The package is still being referred to as a ‘coronavirus rescue package’, which could create the wrong impression. The economic and social restrictions imposed in a bid to contain the spread of the virus in PNG are hitting a nation already in a dire economic and fiscal state.

PNG was in need of serious assistance—especially fiscal support and reform—long before the virus struck. If the package is viewed as just a response to the virus, much-needed structural reform will be neglected.

Australia has an opportunity here to help deal with PNG’s longer term economic problems.

PNG government debt, including debt held by state-owned enterprises, is more than A$13 billion. That is the highest ever, and at the very edge of the debt safety figure currently in place.

So whatever package is decided on by the IMF, the World Bank and donor countries such as Australia will have a serious impact on the total state debt, and the PNG government’s ability to repay it.

Australia’s contribution has to keep this stark reality in mind.

Our current development assistance to PNG is around A$600 million. To that must be added the A$400 million loan we advanced late last year to support the budget for 2020. That will have to be rolled over and repayment deferred.

In general, our development assistance program in PNG is sound. It’s not perfect, but it has improved in recent years. As an example, the nonsensical policy of not funding directly programs run by the PNG churches has ended. The reality is that the churches in many communities in PNG aren’t just the best providers of rural health services, school education and vocational training, they’re the only providers.

Australia has always been careful about how it manages its relationship with PNG as the former colonial power and closest neighbour. But it’s 44 years since PNG became independent, and its people—and one would hope its national leaders—won’t object to an assistance package designed to deliver for the people and the economy.
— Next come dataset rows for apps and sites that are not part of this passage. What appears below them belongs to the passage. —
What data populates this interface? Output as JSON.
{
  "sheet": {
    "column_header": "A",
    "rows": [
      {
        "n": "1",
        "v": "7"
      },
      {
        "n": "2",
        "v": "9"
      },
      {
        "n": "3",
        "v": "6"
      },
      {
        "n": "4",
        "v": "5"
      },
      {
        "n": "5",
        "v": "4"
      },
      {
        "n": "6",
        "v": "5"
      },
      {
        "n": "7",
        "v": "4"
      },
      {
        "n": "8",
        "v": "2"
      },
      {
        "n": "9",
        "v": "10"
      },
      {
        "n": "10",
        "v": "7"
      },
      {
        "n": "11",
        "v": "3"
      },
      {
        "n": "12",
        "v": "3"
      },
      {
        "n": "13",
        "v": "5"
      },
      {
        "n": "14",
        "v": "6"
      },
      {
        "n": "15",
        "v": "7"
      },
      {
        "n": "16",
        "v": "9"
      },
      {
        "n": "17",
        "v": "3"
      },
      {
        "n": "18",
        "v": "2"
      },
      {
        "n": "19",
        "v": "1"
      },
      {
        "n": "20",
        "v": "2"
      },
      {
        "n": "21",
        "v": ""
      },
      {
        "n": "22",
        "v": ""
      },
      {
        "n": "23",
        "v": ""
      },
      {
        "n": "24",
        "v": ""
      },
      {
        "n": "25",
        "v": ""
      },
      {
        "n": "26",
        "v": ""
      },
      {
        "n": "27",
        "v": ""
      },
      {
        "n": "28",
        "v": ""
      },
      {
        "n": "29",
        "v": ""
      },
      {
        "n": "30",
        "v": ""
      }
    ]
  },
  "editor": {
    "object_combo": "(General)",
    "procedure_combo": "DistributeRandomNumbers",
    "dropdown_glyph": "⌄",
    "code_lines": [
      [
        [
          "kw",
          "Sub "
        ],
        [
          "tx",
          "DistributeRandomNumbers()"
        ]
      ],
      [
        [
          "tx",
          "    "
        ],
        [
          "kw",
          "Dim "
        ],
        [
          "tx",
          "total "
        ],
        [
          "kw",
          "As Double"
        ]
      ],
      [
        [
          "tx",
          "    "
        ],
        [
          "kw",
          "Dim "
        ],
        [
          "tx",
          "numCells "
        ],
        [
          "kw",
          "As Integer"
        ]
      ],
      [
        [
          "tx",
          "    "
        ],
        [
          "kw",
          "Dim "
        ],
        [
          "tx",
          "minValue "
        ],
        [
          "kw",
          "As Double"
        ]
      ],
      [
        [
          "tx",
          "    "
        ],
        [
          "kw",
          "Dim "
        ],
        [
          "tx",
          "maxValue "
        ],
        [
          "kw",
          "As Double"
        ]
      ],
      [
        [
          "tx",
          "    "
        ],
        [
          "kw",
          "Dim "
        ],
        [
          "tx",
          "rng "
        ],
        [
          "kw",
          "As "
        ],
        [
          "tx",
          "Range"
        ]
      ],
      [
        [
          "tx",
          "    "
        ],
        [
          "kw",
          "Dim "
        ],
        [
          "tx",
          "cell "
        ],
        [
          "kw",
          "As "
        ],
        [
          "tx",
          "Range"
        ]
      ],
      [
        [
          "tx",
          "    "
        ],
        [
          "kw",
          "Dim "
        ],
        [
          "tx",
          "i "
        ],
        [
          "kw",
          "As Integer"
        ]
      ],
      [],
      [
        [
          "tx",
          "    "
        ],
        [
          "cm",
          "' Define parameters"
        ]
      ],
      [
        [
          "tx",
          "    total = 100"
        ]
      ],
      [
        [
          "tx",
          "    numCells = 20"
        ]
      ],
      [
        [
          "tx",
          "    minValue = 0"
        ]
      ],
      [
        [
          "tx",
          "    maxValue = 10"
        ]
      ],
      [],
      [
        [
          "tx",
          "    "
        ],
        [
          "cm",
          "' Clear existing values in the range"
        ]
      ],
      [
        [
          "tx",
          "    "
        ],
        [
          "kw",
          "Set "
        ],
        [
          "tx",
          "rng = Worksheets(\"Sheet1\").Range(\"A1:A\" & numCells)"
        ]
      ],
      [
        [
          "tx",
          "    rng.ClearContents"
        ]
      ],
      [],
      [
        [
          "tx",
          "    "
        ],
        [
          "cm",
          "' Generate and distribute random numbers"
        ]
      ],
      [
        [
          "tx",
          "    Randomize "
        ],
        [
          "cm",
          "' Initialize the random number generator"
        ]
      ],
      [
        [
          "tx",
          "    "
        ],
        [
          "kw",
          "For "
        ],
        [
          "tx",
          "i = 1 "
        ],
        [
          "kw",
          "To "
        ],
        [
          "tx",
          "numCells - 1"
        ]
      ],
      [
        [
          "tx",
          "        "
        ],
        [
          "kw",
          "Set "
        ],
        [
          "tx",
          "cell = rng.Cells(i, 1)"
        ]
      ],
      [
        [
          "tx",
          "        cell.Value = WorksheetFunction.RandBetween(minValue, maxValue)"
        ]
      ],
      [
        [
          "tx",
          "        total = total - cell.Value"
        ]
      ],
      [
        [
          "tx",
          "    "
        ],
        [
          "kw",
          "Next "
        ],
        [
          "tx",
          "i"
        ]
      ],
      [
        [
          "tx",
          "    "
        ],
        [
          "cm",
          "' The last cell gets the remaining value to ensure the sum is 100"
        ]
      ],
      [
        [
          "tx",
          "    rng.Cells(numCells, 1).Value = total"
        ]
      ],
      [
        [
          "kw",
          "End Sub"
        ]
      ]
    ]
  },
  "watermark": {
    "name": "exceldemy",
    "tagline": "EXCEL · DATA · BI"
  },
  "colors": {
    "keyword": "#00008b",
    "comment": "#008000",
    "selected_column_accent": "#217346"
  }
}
Australia needs to toughen up its approach to corruption, and especially the abuse of public money, which remain inadequately addressed by Prime Minister James Marape’s government, despite encouraging assurances. No matter how strong the international package is, it will not fully deliver if the national and provincial governments don’t get a handle on corruption, fraud and gross misuse.

The inquiry into the UBS loan debacle must continue, and, no matter how uncomfortable it might be for Australian companies and executives, the allegations that bribes were paid to ministers and officials in the mining and refugee detention sectors must be pursued and not ignored as is happening today.

The PNG parliament’s public accounts committee is doing an excellent job of exposing the rampant corruption and fraud in the health and hospitals sector that is denying the people basic lifesaving drugs and medicines. Australia could offer to provide qualified auditors and other officials from its own parliamentary committee system to help its under-resourced PNG counterpart prepare charges and a final report.

Australia should also insist that action be taken to address the evidence that the committee has received about the supply and distribution of vital medicines. This work used to be managed by Australia through AusAID. Surely, we can demand that it be reinstated?

PNG’s parliament has finally passed the legislation needed to establish an independent commission against corruption, so Australia could offer to properly resource it.

We should also look at increasing funding for the vital services the churches provide in PNG, an area in which China can’t compete.

There are many more matters on which Australia can reasonably ask that action be taken as a condition for what will be an expensive and wide-ranging package of economic and fiscal support.

The large PNG national and provincial bureaucracies will have to be substantially downsized. That will be painful for politicians who face a national election in just over two years. A transition program for public servants will be essential. Australia has the experience and capacity to work with the private sector, such as small business, farming, fishing and areas public servants can move into.

These are difficult times for Australia, so any assistance to PNG, even by way of loans, will have to be balanced carefully.

Whatever we contribute needs to help bring about change.